OnLive, just announced at GDC 09, is an incredibly ambitious venture, aiming to do nothing less than revolutionize video gaming as we know it. Rearden Studios, the boringly-titled company behind the boringly-titled magic, claims that, among other things, the service will let you play high-def video games remotely, while adding less than 1 millisecond of latency, which, if you know anything about internet connections, is miraculous.
OnLive, in a nutshell, is a service which would run all your video games for you remotely, requiring you to own only a computer capable of handling streaming video. Much cheaper than the typical behemoths necessary to run today’s triple-A games. And if you don’t even have that, you can purchase, or possibly rent, the OnLive “microconsole,” seen above.
The problem here is the feasibility of Rearden Studio’s claims, such as the 1 millisecond latency, and that the most you’ll need “is 5MB download speed and [OnLive] can deliver games running at 720p at 60FPS.” With today’s video compression and encoding technologies, this is entirely impossible. Luckily, Rearden Studios has another claim up their sleeve: amazing new “interactive video compression algorithms,” the likes of which the Earth has never seen!

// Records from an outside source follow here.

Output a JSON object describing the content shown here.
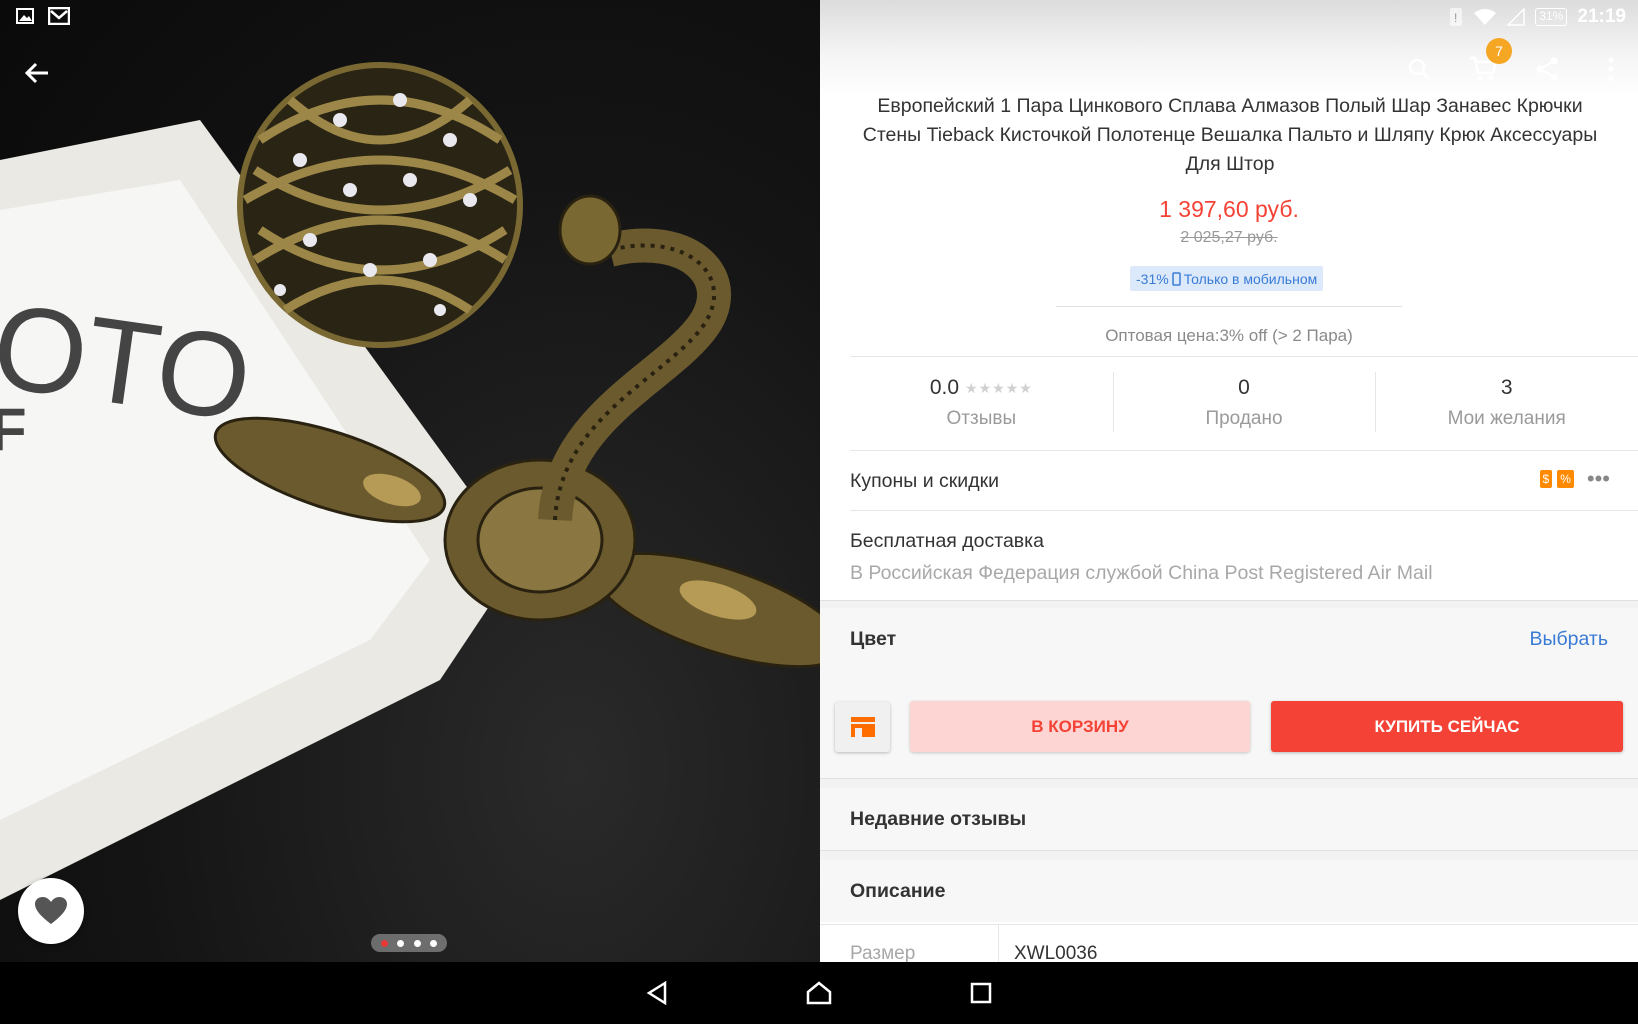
{
  "status_bar": {
    "left_icons": [
      "gallery-icon",
      "mail-icon"
    ],
    "battery": "31%",
    "time": "21:19"
  },
  "image_gallery": {
    "photo_text": [
      "OTO",
      "F"
    ],
    "page_count": 4,
    "active_page": 1
  },
  "header": {
    "icons": [
      "search-icon",
      "cart-icon",
      "share-icon",
      "more-vert-icon"
    ],
    "cart_count": "7"
  },
  "product": {
    "title": "Европейский 1 Пара Цинкового Сплава Алмазов Полый Шар Занавес Крючки Стены Tieback Кисточкой Полотенце Вешалка Пальто и Шляпу Крюк Аксессуары Для Штор",
    "price": "1 397,60 руб.",
    "old_price": "2 025,27 руб.",
    "promo_discount": "-31%",
    "promo_text": "Только в мобильном",
    "wholesale": "Оптовая цена:3% off (> 2 Пара)"
  },
  "stats": [
    {
      "value": "0.0",
      "label": "Отзывы",
      "stars": "★★★★★"
    },
    {
      "value": "0",
      "label": "Продано"
    },
    {
      "value": "3",
      "label": "Мои желания"
    }
  ],
  "coupons": {
    "label": "Купоны и скидки",
    "icon_a": "$",
    "icon_b": "%"
  },
  "shipping": {
    "title": "Бесплатная доставка",
    "detail": "В Российская Федерация службой China Post Registered Air Mail"
  },
  "color": {
    "label": "Цвет",
    "action": "Выбрать"
  },
  "buttons": {
    "add_to_cart": "В КОРЗИНУ",
    "buy_now": "КУПИТЬ СЕЙЧАС"
  },
  "sections": {
    "reviews": "Недавние отзывы",
    "description": "Описание"
  },
  "spec": {
    "key": "Размер",
    "value": "XWL0036"
  },
  "colors": {
    "accent_red": "#f44336",
    "link_blue": "#3a7bd5",
    "badge_orange": "#f5a623"
  }
}
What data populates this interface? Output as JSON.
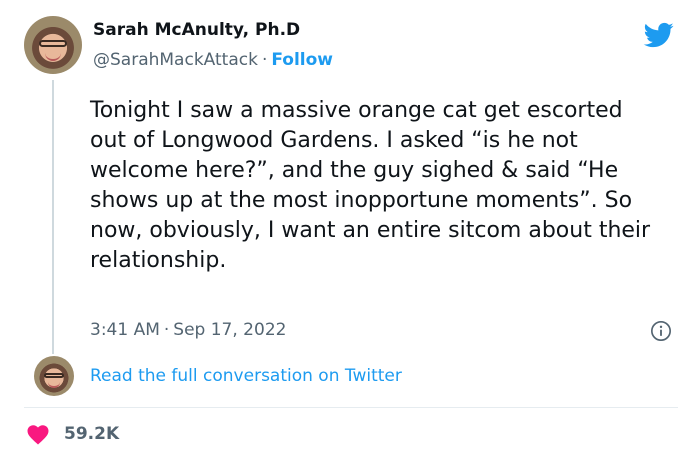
{
  "author": {
    "name": "Sarah McAnulty, Ph.D",
    "handle": "@SarahMackAttack",
    "separator": "·",
    "follow_label": "Follow"
  },
  "tweet": {
    "text": "Tonight I saw a massive orange cat get escorted out of Longwood Gardens. I asked “is he not welcome here?”, and the guy sighed & said “He shows up at the most inopportune moments”. So now, obviously, I want an entire sitcom about their relationship.",
    "time": "3:41 AM",
    "separator": "·",
    "date": "Sep 17, 2022"
  },
  "conversation_link": "Read the full conversation on Twitter",
  "engagement": {
    "likes": "59.2K"
  },
  "icons": {
    "brand": "twitter-bird-icon",
    "info": "info-icon",
    "like": "heart-icon"
  },
  "colors": {
    "accent": "#1d9bf0",
    "text": "#0f1419",
    "muted": "#536471",
    "like": "#f91880"
  }
}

And that’s not even half of the massive problems that would need to be solved. For every game to run at 60 frames per second at high-resolution, the OnLive datacenters would need a top-of-the-line PC for every connected user. Where would the thousands of dollars per subscriber required to purchase, let alone upkeep, those PCs come from?
I hope I’m wrong, but as I see it, Onlive is the new Phantom.
(Source: Ars Technica)Tags: bullshit, cloud computing, OnLive, Phantom, Rearden Studios